Jubail, Ras Al-Khair cities get projects worth SR 506.98 million

Updated 19 October 2012

Jubail, Ras Al-Khair cities get projects worth SR 506.98 million

RIYADH: Chairman of the Royal Commission for Jubail and Yanbu (RCJY) Prince Saud bin Abdullah bin Thunyyan has signed two contracts worth SR 506.98 million for the implementation of infrastructure projects in Jubail and Ras Al-Khair industrial cities.
The first contract was signed with China Communications Construction Company Ltd. (CCCC) whereby the company will construct a booster unit to enhance pumping capacity at a seawater cooling network and all related facilities to supply 80,000 cubic meters per hour for the industrial area in Phases 3 and 4 of Jubail 2 project.
Works in the project will be implemented in 26 months.
The second contract was signed with China National Chemical Engineering Company (CNCEC) which will implement the housing complex in Ras Al-Khair Industrial City. The scope of work includes site preparation, earth-moving, excavation and back-filling works, execution of rainwater, sanitation, drinking water, irrigation and road networks, car parking areas, procurement and installation of fire-fighting systems, power and telecommunication cables, liquefied petroleum gas (LPG) systems, in addition to gardening and landscaping. The housing complex will include other facilities such as mosque, service workshops, warehouses, a dining hall, a bakery, a sports hall, management and security buildings.
Works in the second contract will run for 38 months.
Earlier in the month, the RCJY Chief signed two contracts worth SR 899 million for the implementation of infrastructure projects in Jubail Industrial City.
The two contracts were aimed to build 540 housing units, two mosques and associated works in Jalmuda District, Jubail Industrial City.

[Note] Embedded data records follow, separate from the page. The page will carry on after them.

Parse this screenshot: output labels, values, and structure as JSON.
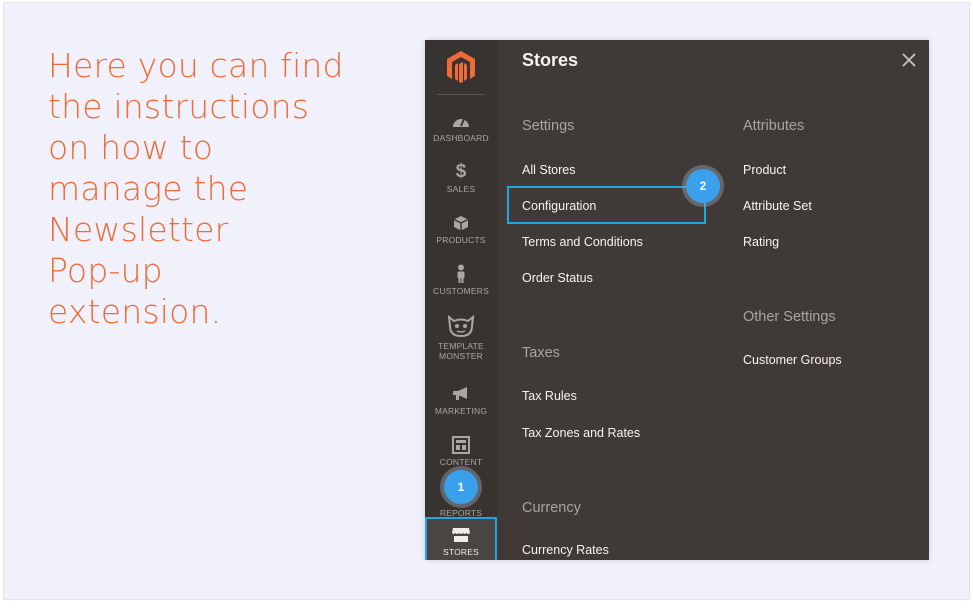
{
  "intro": {
    "lines": [
      "Here you can find",
      "the instructions",
      "on how to",
      "manage the",
      "Newsletter",
      "Pop-up",
      "extension."
    ]
  },
  "colors": {
    "accent_text": "#ef6a37",
    "highlight": "#1fa5e0",
    "badge": "#3aa0ee",
    "menu_bg": "#3f3a37",
    "rail_bg": "#373330"
  },
  "sidebar": {
    "logo_icon": "magento-logo-icon",
    "items": [
      {
        "label": "DASHBOARD",
        "icon": "gauge-icon"
      },
      {
        "label": "SALES",
        "icon": "dollar-icon"
      },
      {
        "label": "PRODUCTS",
        "icon": "box-icon"
      },
      {
        "label": "CUSTOMERS",
        "icon": "person-icon"
      },
      {
        "label": "TEMPLATE MONSTER",
        "icon": "monster-icon"
      },
      {
        "label": "MARKETING",
        "icon": "megaphone-icon"
      },
      {
        "label": "CONTENT",
        "icon": "layout-icon"
      },
      {
        "label": "REPORTS",
        "icon": "chart-icon"
      },
      {
        "label": "STORES",
        "icon": "store-icon",
        "active": true
      }
    ]
  },
  "panel": {
    "title": "Stores",
    "close_icon": "close-icon",
    "settings": {
      "heading": "Settings",
      "links": [
        "All Stores",
        "Configuration",
        "Terms and Conditions",
        "Order Status"
      ]
    },
    "taxes": {
      "heading": "Taxes",
      "links": [
        "Tax Rules",
        "Tax Zones and Rates"
      ]
    },
    "currency": {
      "heading": "Currency",
      "links": [
        "Currency Rates"
      ]
    },
    "attributes": {
      "heading": "Attributes",
      "links": [
        "Product",
        "Attribute Set",
        "Rating"
      ]
    },
    "other": {
      "heading": "Other Settings",
      "links": [
        "Customer Groups"
      ]
    }
  },
  "steps": [
    {
      "number": "1"
    },
    {
      "number": "2"
    }
  ]
}
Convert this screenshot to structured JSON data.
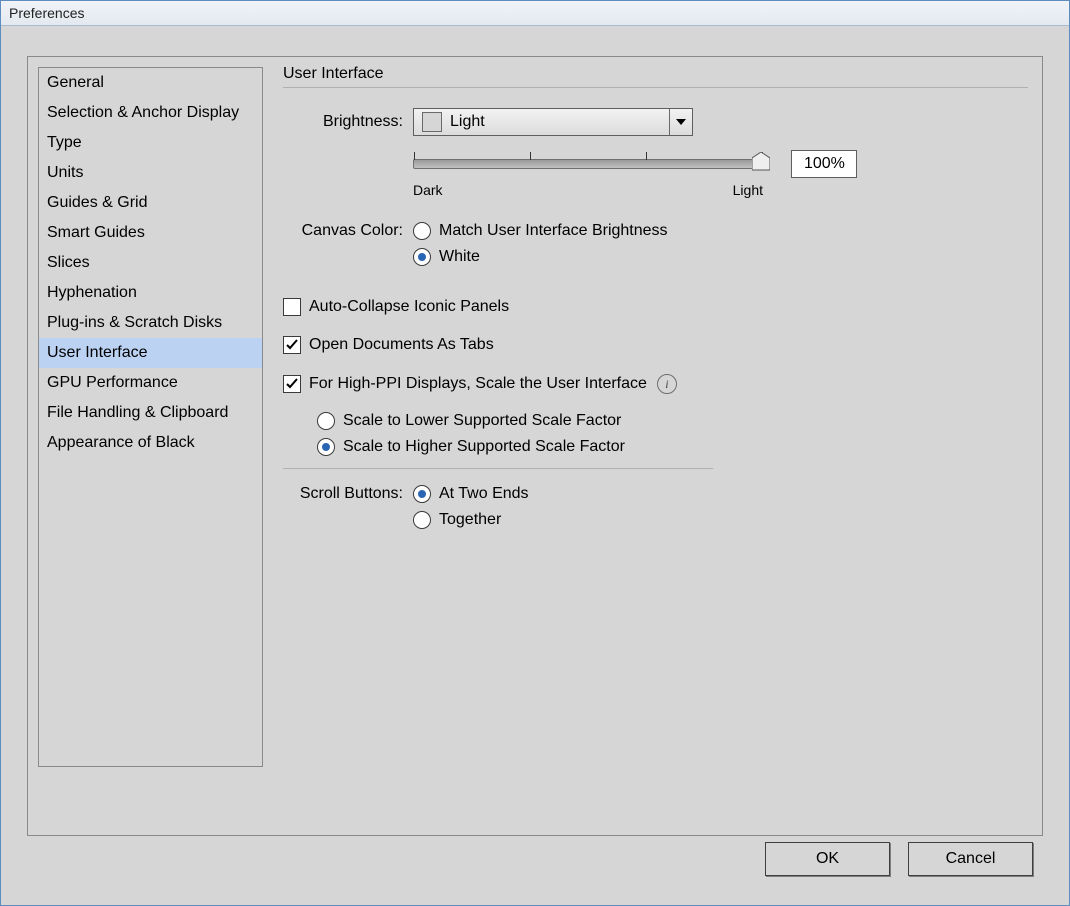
{
  "window": {
    "title": "Preferences"
  },
  "nav": {
    "items": [
      {
        "label": "General"
      },
      {
        "label": "Selection & Anchor Display"
      },
      {
        "label": "Type"
      },
      {
        "label": "Units"
      },
      {
        "label": "Guides & Grid"
      },
      {
        "label": "Smart Guides"
      },
      {
        "label": "Slices"
      },
      {
        "label": "Hyphenation"
      },
      {
        "label": "Plug-ins & Scratch Disks"
      },
      {
        "label": "User Interface"
      },
      {
        "label": "GPU Performance"
      },
      {
        "label": "File Handling & Clipboard"
      },
      {
        "label": "Appearance of Black"
      }
    ],
    "selectedIndex": 9
  },
  "panel": {
    "title": "User Interface",
    "brightness": {
      "label": "Brightness:",
      "selected": "Light",
      "slider": {
        "minLabel": "Dark",
        "maxLabel": "Light",
        "valueLabel": "100%"
      }
    },
    "canvasColor": {
      "label": "Canvas Color:",
      "options": [
        {
          "label": "Match User Interface Brightness",
          "selected": false
        },
        {
          "label": "White",
          "selected": true
        }
      ]
    },
    "autoCollapse": {
      "label": "Auto-Collapse Iconic Panels",
      "checked": false
    },
    "openAsTabs": {
      "label": "Open Documents As Tabs",
      "checked": true
    },
    "hiPPI": {
      "label": "For High-PPI Displays, Scale the User Interface",
      "checked": true,
      "options": [
        {
          "label": "Scale to Lower Supported Scale Factor",
          "selected": false
        },
        {
          "label": "Scale to Higher Supported Scale Factor",
          "selected": true
        }
      ]
    },
    "scrollButtons": {
      "label": "Scroll Buttons:",
      "options": [
        {
          "label": "At Two Ends",
          "selected": true
        },
        {
          "label": "Together",
          "selected": false
        }
      ]
    }
  },
  "buttons": {
    "ok": "OK",
    "cancel": "Cancel"
  }
}
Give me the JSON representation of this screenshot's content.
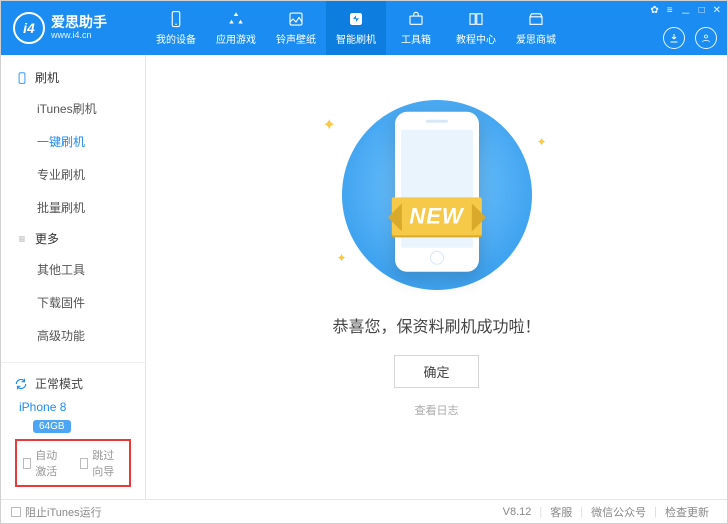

Giant puppets’ musical show hits high note among Saudi festivalgoers

The Tanween puppets are putting on theater performances for the first time, accompanied by a traditional Saudi band, providing different experiences to visitors. (AN photos by Huda Bashatah)
Updated 20 min 9 sec ago

Giant puppets’ musical show hits high note among Saudi festivalgoers

  • Activities of Tanween Season in Eastern Province are aimed at all ages and are designed to be family friendly

ALKHOBAR: A musical show involving giant puppets has been hitting a high note among visitors to a popular Saudi festival. The models, standing 12 meters tall, have drawn big audiences to Alkhobar Corniche where performances have been taking place as part of Tanween Season.
Three huge puppets made up a family consisting of the father, donned in a white thobe and traditional Arabic head piece, the mother in a black abaya, and their son wearing a green Tanween T-shirt.
Children watching the show sang along to Saudi folk songs as puppeteers using special machinery brought the giant characters to life.
Tanween Season, in the Eastern Province, is a 17-day event that runs until Oct. 26, with talks, workshops, discussion panels, and performances built around this year’s theme of “play.” Activities are aimed at all ages and are designed to be family friendly.

HIGHLIGHTS

• The Tanween puppets are putting on theater performances for the first time, accompanied by a traditional Saudi band.

• Saudi, French, Belgian and Spanish talent have combined to stage the show at Alkhobar Corniche until Saturday.

“There’s a wide range of different experiences for visitors when they visit Ithra (the King Abdul Aziz Center for World Culture, in Dhahran) or the installations outside. Our goal is to deliver a message: How to use play in a different, creative way that introduces a myriad of ideas and culture,” the event’s head of performance, Anas Al-Ratoee, told Arab News.
Spanish delights
The Tanween puppets are putting on theater performances for the first time, accompanied by a traditional Saudi band. Saudi, French, Belgian and Spanish talent have combined to stage the show at Alkhobar Corniche until Oct. 19.
“The Giant Puppets is a Spanish band, known as Carros de Foc, that usually performs traditionally in parades and festivals, where these 12-meter giants walk among people.
“We added the Saudi culture to it through traditional music performed by a local band. We wanted to depict a scene from a normal day in the life of a Saudi household; the dynamic between a father, mother and child,” added Al-Ratoee.
Muna Hassan, from Dammam, said her younger brother had thoroughly enjoyed the performance. “I was very happy to see him so excited and to see events like this catering to his age group.”